  • Then Swisscom lays an individual fibre from their ONU  (Optical Network Unit) into your apartment to a wall socket.   I emphasise this connection is optical  (not copper)


  • Then to our PC's using a Swisscom Router  now unimaginatively called the Internet Box. It  has a 4 port Gigabit Copper Switch and 2 telephone outputs.
  • We looked at the costs and the 1Gb/second option, that costs an extra 100CHF  (110 USD or 60 GBP) per month. Too rich for us.
  • So we have gone for the more modestly costed 300Mbits/second option.
  • At the moment you also get Swisscom Internet TV and over 100 channels, of which about 10 are in English.  We don't really watch television anymore but you can't remove this from the package for a cheaper subscription price.
  • The 300Mbit/second package then comes in at just over 2000CHF per year  (1400GBP or 2300 USD).  In layman's terms that is frikkin expensive, but then it is pretty fast.


Paranoia
Personally no matter what protection the Telcom provider promises I'd recommend that you take the router output and go straight into your own Hardware Firewall  (Zyxel shown in the above diagram).   And of course run an individual firewall on every computer also.

  
On the Positive Side


  • Despite the somewhat astronomical cost this Speedy connection is available, and how many countries will offer you 1Gb/s internet connections


Must Try Harder


  • Initially Swisscom proposed to charge me an extra 250CHF for the new router.   We worked past this misunderstanding
  • Technically the router has a GUI interface and seemingly no command line
  • There are practically NO facilties available under the GUI except for some port forwarding and DMZ  (Demilitarised Zone) setup.

    I am quite sure Swisscom would argue that some customers might just screw things up, but hey, if I need the extra flexibility then at present I am screwed.  (Also, if I did mess up the configuration one should have a revert back to last known good config, right?).

This is a major omission Swisscom.  A fully working command line and clear documentation should be available.
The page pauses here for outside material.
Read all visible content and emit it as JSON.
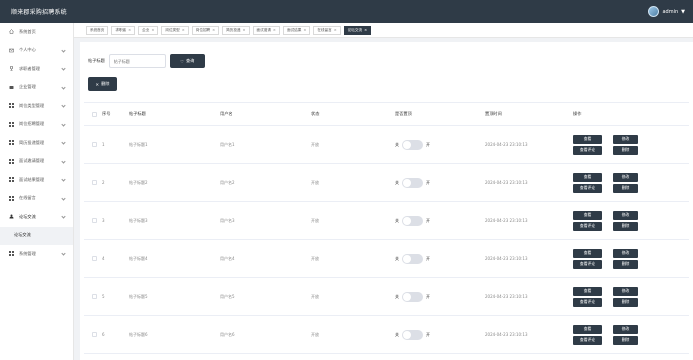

Swisscom please take note.




  • It would be nice to support a backup Internet via the 3G/LTE port, but how?

  • Likewise, decent documentation on how to use the rear USB 3.0 ports


A reminder About the Mobile




I upgraded my mobile phone and Carrier  (to Orange) in order to benefit from 4G mobile speeds.   I am happy to report that should the house internet fail, my 4G can be shared out using Android's native Tethering  & portable hotspot option.  

Always have a backup Internet connection.

How best to test your Internet connection Speed?
Many speed test websites won't accurately report your speed.  So before complaining to Swisscom 



  1. Connect a computer into the hard-wired Ethernet port and make sure you connect at 1Gb Ethernet wire speed
  2. Try this fibre bluewin speedtest

  3. Also try speedtest.net but in Switzerland you must specify the Binz server, others may not be fast enough






And finally, I went down the the basement and had a chat with ungrateful kitty.  He said he didn't care how fast my Internet was, he much preferred the hot bonnet of our sportscar. And that was his next destination.


Links
Swisscom 300Mbit/sec Internet
1000Mbit/second option
Fibre Speed Check Option